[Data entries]

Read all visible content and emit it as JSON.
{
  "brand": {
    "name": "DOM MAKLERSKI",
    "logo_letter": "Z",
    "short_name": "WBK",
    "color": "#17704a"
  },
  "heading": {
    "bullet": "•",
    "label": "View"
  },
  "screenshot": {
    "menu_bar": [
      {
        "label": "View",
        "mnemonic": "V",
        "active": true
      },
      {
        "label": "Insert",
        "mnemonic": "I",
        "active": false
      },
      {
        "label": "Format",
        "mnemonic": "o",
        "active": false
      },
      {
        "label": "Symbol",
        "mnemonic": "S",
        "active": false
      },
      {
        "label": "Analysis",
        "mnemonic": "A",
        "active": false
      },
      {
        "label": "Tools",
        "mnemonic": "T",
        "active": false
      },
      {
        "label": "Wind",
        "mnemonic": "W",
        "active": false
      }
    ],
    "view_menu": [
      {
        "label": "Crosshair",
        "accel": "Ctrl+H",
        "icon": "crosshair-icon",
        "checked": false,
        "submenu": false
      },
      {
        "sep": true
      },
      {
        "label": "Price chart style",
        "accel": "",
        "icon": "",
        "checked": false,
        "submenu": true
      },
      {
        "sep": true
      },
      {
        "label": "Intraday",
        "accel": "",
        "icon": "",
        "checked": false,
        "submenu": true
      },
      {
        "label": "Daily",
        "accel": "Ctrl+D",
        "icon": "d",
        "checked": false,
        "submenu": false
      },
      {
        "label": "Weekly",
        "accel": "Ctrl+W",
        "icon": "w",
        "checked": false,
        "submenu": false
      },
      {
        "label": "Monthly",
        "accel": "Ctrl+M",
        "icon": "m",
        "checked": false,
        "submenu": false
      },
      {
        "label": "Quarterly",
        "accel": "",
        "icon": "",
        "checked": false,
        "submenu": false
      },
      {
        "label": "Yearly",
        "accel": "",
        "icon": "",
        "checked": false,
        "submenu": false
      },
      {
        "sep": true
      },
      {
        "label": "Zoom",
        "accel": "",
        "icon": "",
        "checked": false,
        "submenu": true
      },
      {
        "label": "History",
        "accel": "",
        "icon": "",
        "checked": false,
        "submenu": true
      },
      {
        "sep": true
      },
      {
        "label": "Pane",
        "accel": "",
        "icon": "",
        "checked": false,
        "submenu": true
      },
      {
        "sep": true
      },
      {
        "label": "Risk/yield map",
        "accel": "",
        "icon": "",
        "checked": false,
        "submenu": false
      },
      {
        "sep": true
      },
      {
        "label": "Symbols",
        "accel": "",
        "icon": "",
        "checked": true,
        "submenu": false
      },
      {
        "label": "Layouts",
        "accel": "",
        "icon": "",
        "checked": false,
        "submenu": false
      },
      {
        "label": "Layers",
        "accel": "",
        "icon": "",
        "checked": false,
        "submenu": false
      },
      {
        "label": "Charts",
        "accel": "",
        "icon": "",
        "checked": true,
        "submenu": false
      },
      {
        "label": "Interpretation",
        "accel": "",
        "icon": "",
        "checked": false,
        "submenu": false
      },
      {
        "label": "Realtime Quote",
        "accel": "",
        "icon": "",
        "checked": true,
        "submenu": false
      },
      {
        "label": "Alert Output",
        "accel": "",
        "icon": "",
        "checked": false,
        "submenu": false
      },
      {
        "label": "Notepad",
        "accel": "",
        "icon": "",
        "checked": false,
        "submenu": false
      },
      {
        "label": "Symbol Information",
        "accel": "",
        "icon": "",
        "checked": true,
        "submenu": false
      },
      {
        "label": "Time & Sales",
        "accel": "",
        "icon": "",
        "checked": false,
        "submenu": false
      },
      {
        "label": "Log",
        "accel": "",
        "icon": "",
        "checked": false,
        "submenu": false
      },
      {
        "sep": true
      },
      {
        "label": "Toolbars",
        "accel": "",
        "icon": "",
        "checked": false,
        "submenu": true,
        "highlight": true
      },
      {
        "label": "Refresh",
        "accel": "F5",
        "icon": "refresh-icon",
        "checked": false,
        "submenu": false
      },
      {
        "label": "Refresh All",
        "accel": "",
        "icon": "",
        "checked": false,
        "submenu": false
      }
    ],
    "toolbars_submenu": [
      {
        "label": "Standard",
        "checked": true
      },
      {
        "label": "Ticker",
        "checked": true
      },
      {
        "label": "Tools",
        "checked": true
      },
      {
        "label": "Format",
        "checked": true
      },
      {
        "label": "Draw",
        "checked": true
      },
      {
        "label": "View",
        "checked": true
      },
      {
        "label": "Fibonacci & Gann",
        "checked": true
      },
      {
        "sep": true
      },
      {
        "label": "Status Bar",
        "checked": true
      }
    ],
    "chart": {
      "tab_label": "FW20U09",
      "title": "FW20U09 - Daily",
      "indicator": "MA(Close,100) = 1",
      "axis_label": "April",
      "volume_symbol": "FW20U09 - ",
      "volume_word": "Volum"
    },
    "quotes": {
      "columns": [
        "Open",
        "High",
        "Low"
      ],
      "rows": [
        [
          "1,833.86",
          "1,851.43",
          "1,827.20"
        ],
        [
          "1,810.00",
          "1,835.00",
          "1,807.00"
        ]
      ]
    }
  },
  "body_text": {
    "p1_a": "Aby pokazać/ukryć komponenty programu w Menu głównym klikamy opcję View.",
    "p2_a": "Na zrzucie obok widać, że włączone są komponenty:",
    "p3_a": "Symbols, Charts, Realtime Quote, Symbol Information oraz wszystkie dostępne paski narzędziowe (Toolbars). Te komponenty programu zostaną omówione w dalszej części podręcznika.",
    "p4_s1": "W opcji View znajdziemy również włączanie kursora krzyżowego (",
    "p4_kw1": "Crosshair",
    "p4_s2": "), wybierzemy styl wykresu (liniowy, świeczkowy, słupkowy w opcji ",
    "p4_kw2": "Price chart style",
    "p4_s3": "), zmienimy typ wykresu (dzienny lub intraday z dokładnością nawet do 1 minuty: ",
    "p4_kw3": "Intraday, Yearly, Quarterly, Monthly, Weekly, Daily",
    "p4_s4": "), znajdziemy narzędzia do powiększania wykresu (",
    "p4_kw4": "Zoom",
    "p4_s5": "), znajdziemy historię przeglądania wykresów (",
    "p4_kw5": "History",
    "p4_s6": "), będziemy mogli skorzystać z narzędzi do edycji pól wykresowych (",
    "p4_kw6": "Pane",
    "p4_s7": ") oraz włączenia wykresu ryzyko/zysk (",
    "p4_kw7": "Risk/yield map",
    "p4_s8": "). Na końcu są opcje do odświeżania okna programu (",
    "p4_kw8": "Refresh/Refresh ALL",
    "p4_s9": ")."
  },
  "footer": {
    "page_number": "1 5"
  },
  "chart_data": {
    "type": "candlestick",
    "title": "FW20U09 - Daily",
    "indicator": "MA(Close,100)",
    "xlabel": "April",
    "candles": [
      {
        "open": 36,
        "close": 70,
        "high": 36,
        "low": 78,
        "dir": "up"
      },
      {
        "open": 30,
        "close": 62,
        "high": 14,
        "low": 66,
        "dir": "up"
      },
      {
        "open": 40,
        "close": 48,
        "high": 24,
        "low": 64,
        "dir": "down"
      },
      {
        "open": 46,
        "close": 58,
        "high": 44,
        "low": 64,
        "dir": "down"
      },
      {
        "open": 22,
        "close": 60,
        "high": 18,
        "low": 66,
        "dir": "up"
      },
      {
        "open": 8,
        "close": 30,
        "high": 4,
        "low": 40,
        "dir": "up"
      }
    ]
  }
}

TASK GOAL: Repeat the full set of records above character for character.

WORKED SOLUTION:
Read all visible content and emit it as JSON.
{
  "brand": {
    "name": "DOM MAKLERSKI",
    "logo_letter": "Z",
    "short_name": "WBK",
    "color": "#17704a"
  },
  "heading": {
    "bullet": "•",
    "label": "View"
  },
  "screenshot": {
    "menu_bar": [
      {
        "label": "View",
        "mnemonic": "V",
        "active": true
      },
      {
        "label": "Insert",
        "mnemonic": "I",
        "active": false
      },
      {
        "label": "Format",
        "mnemonic": "o",
        "active": false
      },
      {
        "label": "Symbol",
        "mnemonic": "S",
        "active": false
      },
      {
        "label": "Analysis",
        "mnemonic": "A",
        "active": false
      },
      {
        "label": "Tools",
        "mnemonic": "T",
        "active": false
      },
      {
        "label": "Wind",
        "mnemonic": "W",
        "active": false
      }
    ],
    "view_menu": [
      {
        "label": "Crosshair",
        "accel": "Ctrl+H",
        "icon": "crosshair-icon",
        "checked": false,
        "submenu": false
      },
      {
        "sep": true
      },
      {
        "label": "Price chart style",
        "accel": "",
        "icon": "",
        "checked": false,
        "submenu": true
      },
      {
        "sep": true
      },
      {
        "label": "Intraday",
        "accel": "",
        "icon": "",
        "checked": false,
        "submenu": true
      },
      {
        "label": "Daily",
        "accel": "Ctrl+D",
        "icon": "d",
        "checked": false,
        "submenu": false
      },
      {
        "label": "Weekly",
        "accel": "Ctrl+W",
        "icon": "w",
        "checked": false,
        "submenu": false
      },
      {
        "label": "Monthly",
        "accel": "Ctrl+M",
        "icon": "m",
        "checked": false,
        "submenu": false
      },
      {
        "label": "Quarterly",
        "accel": "",
        "icon": "",
        "checked": false,
        "submenu": false
      },
      {
        "label": "Yearly",
        "accel": "",
        "icon": "",
        "checked": false,
        "submenu": false
      },
      {
        "sep": true
      },
      {
        "label": "Zoom",
        "accel": "",
        "icon": "",
        "checked": false,
        "submenu": true
      },
      {
        "label": "History",
        "accel": "",
        "icon": "",
        "checked": false,
        "submenu": true
      },
      {
        "sep": true
      },
      {
        "label": "Pane",
        "accel": "",
        "icon": "",
        "checked": false,
        "submenu": true
      },
      {
        "sep": true
      },
      {
        "label": "Risk/yield map",
        "accel": "",
        "icon": "",
        "checked": false,
        "submenu": false
      },
      {
        "sep": true
      },
      {
        "label": "Symbols",
        "accel": "",
        "icon": "",
        "checked": true,
        "submenu": false
      },
      {
        "label": "Layouts",
        "accel": "",
        "icon": "",
        "checked": false,
        "submenu": false
      },
      {
        "label": "Layers",
        "accel": "",
        "icon": "",
        "checked": false,
        "submenu": false
      },
      {
        "label": "Charts",
        "accel": "",
        "icon": "",
        "checked": true,
        "submenu": false
      },
      {
        "label": "Interpretation",
        "accel": "",
        "icon": "",
        "checked": false,
        "submenu": false
      },
      {
        "label": "Realtime Quote",
        "accel": "",
        "icon": "",
        "checked": true,
        "submenu": false
      },
      {
        "label": "Alert Output",
        "accel": "",
        "icon": "",
        "checked": false,
        "submenu": false
      },
      {
        "label": "Notepad",
        "accel": "",
        "icon": "",
        "checked": false,
        "submenu": false
      },
      {
        "label": "Symbol Information",
        "accel": "",
        "icon": "",
        "checked": true,
        "submenu": false
      },
      {
        "label": "Time & Sales",
        "accel": "",
        "icon": "",
        "checked": false,
        "submenu": false
      },
      {
        "label": "Log",
        "accel": "",
        "icon": "",
        "checked": false,
        "submenu": false
      },
      {
        "sep": true
      },
      {
        "label": "Toolbars",
        "accel": "",
        "icon": "",
        "checked": false,
        "submenu": true,
        "highlight": true
      },
      {
        "label": "Refresh",
        "accel": "F5",
        "icon": "refresh-icon",
        "checked": false,
        "submenu": false
      },
      {
        "label": "Refresh All",
        "accel": "",
        "icon": "",
        "checked": false,
        "submenu": false
      }
    ],
    "toolbars_submenu": [
      {
        "label": "Standard",
        "checked": true
      },
      {
        "label": "Ticker",
        "checked": true
      },
      {
        "label": "Tools",
        "checked": true
      },
      {
        "label": "Format",
        "checked": true
      },
      {
        "label": "Draw",
        "checked": true
      },
      {
        "label": "View",
        "checked": true
      },
      {
        "label": "Fibonacci & Gann",
        "checked": true
      },
      {
        "sep": true
      },
      {
        "label": "Status Bar",
        "checked": true
      }
    ],
    "chart": {
      "tab_label": "FW20U09",
      "title": "FW20U09 - Daily",
      "indicator": "MA(Close,100) = 1",
      "axis_label": "April",
      "volume_symbol": "FW20U09 - ",
      "volume_word": "Volum"
    },
    "quotes": {
      "columns": [
        "Open",
        "High",
        "Low"
      ],
      "rows": [
        [
          "1,833.86",
          "1,851.43",
          "1,827.20"
        ],
        [
          "1,810.00",
          "1,835.00",
          "1,807.00"
        ]
      ]
    }
  },
  "body_text": {
    "p1_a": "Aby pokazać/ukryć komponenty programu w Menu głównym klikamy opcję View.",
    "p2_a": "Na zrzucie obok widać, że włączone są komponenty:",
    "p3_a": "Symbols, Charts, Realtime Quote, Symbol Information oraz wszystkie dostępne paski narzędziowe (Toolbars). Te komponenty programu zostaną omówione w dalszej części podręcznika.",
    "p4_s1": "W opcji View znajdziemy również włączanie kursora krzyżowego (",
    "p4_kw1": "Crosshair",
    "p4_s2": "), wybierzemy styl wykresu (liniowy, świeczkowy, słupkowy w opcji ",
    "p4_kw2": "Price chart style",
    "p4_s3": "), zmienimy typ wykresu (dzienny lub intraday z dokładnością nawet do 1 minuty: ",
    "p4_kw3": "Intraday, Yearly, Quarterly, Monthly, Weekly, Daily",
    "p4_s4": "), znajdziemy narzędzia do powiększania wykresu (",
    "p4_kw4": "Zoom",
    "p4_s5": "), znajdziemy historię przeglądania wykresów (",
    "p4_kw5": "History",
    "p4_s6": "), będziemy mogli skorzystać z narzędzi do edycji pól wykresowych (",
    "p4_kw6": "Pane",
    "p4_s7": ") oraz włączenia wykresu ryzyko/zysk (",
    "p4_kw7": "Risk/yield map",
    "p4_s8": "). Na końcu są opcje do odświeżania okna programu (",
    "p4_kw8": "Refresh/Refresh ALL",
    "p4_s9": ")."
  },
  "footer": {
    "page_number": "1 5"
  },
  "chart_data": {
    "type": "candlestick",
    "title": "FW20U09 - Daily",
    "indicator": "MA(Close,100)",
    "xlabel": "April",
    "candles": [
      {
        "open": 36,
        "close": 70,
        "high": 36,
        "low": 78,
        "dir": "up"
      },
      {
        "open": 30,
        "close": 62,
        "high": 14,
        "low": 66,
        "dir": "up"
      },
      {
        "open": 40,
        "close": 48,
        "high": 24,
        "low": 64,
        "dir": "down"
      },
      {
        "open": 46,
        "close": 58,
        "high": 44,
        "low": 64,
        "dir": "down"
      },
      {
        "open": 22,
        "close": 60,
        "high": 18,
        "low": 66,
        "dir": "up"
      },
      {
        "open": 8,
        "close": 30,
        "high": 4,
        "low": 40,
        "dir": "up"
      }
    ]
  }
}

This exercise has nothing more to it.